What you should do >> For every line in the listing below that contains the word "color", add one to the tally. State the final number and nothing else.
· · ·
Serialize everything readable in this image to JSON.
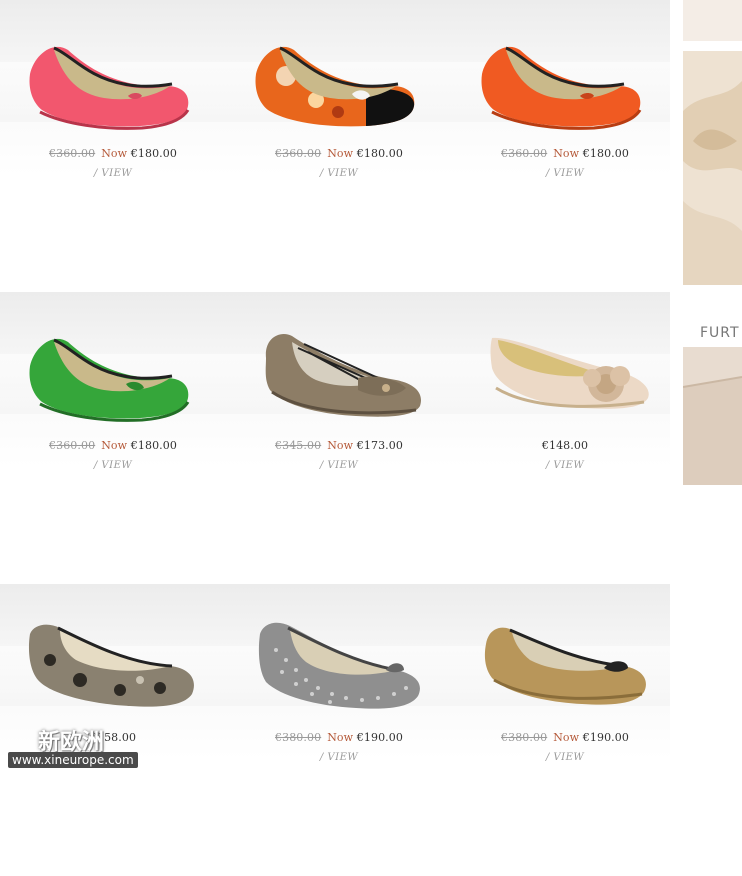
{
  "products": [
    {
      "old_price": "€360.00",
      "now_label": "Now",
      "price": "€180.00",
      "view": "/ VIEW",
      "color": "#f2576e",
      "style": "ballet"
    },
    {
      "old_price": "€360.00",
      "now_label": "Now",
      "price": "€180.00",
      "view": "/ VIEW",
      "color": "#e8661c",
      "style": "ballet-print"
    },
    {
      "old_price": "€360.00",
      "now_label": "Now",
      "price": "€180.00",
      "view": "/ VIEW",
      "color": "#f05a22",
      "style": "ballet"
    },
    {
      "old_price": "€360.00",
      "now_label": "Now",
      "price": "€180.00",
      "view": "/ VIEW",
      "color": "#35a63a",
      "style": "ballet"
    },
    {
      "old_price": "€345.00",
      "now_label": "Now",
      "price": "€173.00",
      "view": "/ VIEW",
      "color": "#8d7d66",
      "style": "moccasin"
    },
    {
      "old_price": "",
      "now_label": "",
      "price": "€148.00",
      "view": "/ VIEW",
      "color": "#ecd9c6",
      "style": "flower"
    },
    {
      "old_price": "",
      "now_label": "",
      "price": "€358.00",
      "view": "/ VIEW",
      "color": "#8a8170",
      "style": "leopard"
    },
    {
      "old_price": "€380.00",
      "now_label": "Now",
      "price": "€190.00",
      "view": "/ VIEW",
      "color": "#8f8f8f",
      "style": "studded"
    },
    {
      "old_price": "€380.00",
      "now_label": "Now",
      "price": "€190.00",
      "view": "/ VIEW",
      "color": "#b8965a",
      "style": "gold"
    }
  ],
  "sidebar": {
    "heading": "FURT"
  },
  "watermark": {
    "text_cn": "新欧洲",
    "url": "www.xineurope.com"
  }
}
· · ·
Result below >> 9